DATA SUPPLIED.
== Segment start ==

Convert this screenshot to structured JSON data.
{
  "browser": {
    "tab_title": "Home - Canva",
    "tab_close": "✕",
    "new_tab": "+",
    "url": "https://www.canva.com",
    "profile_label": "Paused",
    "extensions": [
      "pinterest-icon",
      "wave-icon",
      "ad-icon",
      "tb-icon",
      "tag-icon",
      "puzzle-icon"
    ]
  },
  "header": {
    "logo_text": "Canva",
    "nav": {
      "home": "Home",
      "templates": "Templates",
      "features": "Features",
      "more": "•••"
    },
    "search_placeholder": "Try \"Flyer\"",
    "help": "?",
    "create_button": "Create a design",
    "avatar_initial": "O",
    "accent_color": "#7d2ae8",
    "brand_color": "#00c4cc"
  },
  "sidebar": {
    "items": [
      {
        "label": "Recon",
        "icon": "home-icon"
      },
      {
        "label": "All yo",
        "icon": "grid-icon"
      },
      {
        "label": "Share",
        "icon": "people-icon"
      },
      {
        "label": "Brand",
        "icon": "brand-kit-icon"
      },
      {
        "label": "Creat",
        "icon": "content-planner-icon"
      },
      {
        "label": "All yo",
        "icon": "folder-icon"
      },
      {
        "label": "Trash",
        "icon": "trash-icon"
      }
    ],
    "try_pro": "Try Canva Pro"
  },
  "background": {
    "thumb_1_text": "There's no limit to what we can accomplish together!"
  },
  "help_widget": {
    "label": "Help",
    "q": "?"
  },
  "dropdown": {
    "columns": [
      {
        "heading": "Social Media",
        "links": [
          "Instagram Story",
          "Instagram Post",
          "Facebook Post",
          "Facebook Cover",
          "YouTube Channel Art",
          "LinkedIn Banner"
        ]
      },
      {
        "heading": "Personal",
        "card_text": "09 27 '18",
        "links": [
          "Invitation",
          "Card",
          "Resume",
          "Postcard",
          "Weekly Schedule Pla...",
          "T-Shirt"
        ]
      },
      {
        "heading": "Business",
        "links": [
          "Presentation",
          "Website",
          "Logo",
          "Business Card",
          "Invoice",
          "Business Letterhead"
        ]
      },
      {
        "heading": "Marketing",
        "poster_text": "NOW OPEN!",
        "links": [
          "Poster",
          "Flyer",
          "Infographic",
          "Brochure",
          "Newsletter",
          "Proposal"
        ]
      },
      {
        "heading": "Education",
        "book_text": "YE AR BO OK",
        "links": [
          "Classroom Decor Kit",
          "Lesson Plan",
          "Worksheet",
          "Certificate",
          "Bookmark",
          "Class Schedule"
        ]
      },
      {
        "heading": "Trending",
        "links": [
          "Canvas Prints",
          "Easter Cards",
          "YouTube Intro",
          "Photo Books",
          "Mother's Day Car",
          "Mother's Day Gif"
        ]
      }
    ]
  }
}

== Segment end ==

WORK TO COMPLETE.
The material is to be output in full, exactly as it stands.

RESPONSE AREA.
Convert this screenshot to structured JSON data.
{
  "browser": {
    "tab_title": "Home - Canva",
    "tab_close": "✕",
    "new_tab": "+",
    "url": "https://www.canva.com",
    "profile_label": "Paused",
    "extensions": [
      "pinterest-icon",
      "wave-icon",
      "ad-icon",
      "tb-icon",
      "tag-icon",
      "puzzle-icon"
    ]
  },
  "header": {
    "logo_text": "Canva",
    "nav": {
      "home": "Home",
      "templates": "Templates",
      "features": "Features",
      "more": "•••"
    },
    "search_placeholder": "Try \"Flyer\"",
    "help": "?",
    "create_button": "Create a design",
    "avatar_initial": "O",
    "accent_color": "#7d2ae8",
    "brand_color": "#00c4cc"
  },
  "sidebar": {
    "items": [
      {
        "label": "Recon",
        "icon": "home-icon"
      },
      {
        "label": "All yo",
        "icon": "grid-icon"
      },
      {
        "label": "Share",
        "icon": "people-icon"
      },
      {
        "label": "Brand",
        "icon": "brand-kit-icon"
      },
      {
        "label": "Creat",
        "icon": "content-planner-icon"
      },
      {
        "label": "All yo",
        "icon": "folder-icon"
      },
      {
        "label": "Trash",
        "icon": "trash-icon"
      }
    ],
    "try_pro": "Try Canva Pro"
  },
  "background": {
    "thumb_1_text": "There's no limit to what we can accomplish together!"
  },
  "help_widget": {
    "label": "Help",
    "q": "?"
  },
  "dropdown": {
    "columns": [
      {
        "heading": "Social Media",
        "links": [
          "Instagram Story",
          "Instagram Post",
          "Facebook Post",
          "Facebook Cover",
          "YouTube Channel Art",
          "LinkedIn Banner"
        ]
      },
      {
        "heading": "Personal",
        "card_text": "09 27 '18",
        "links": [
          "Invitation",
          "Card",
          "Resume",
          "Postcard",
          "Weekly Schedule Pla...",
          "T-Shirt"
        ]
      },
      {
        "heading": "Business",
        "links": [
          "Presentation",
          "Website",
          "Logo",
          "Business Card",
          "Invoice",
          "Business Letterhead"
        ]
      },
      {
        "heading": "Marketing",
        "poster_text": "NOW OPEN!",
        "links": [
          "Poster",
          "Flyer",
          "Infographic",
          "Brochure",
          "Newsletter",
          "Proposal"
        ]
      },
      {
        "heading": "Education",
        "book_text": "YE AR BO OK",
        "links": [
          "Classroom Decor Kit",
          "Lesson Plan",
          "Worksheet",
          "Certificate",
          "Bookmark",
          "Class Schedule"
        ]
      },
      {
        "heading": "Trending",
        "links": [
          "Canvas Prints",
          "Easter Cards",
          "YouTube Intro",
          "Photo Books",
          "Mother's Day Car",
          "Mother's Day Gif"
        ]
      }
    ]
  }
}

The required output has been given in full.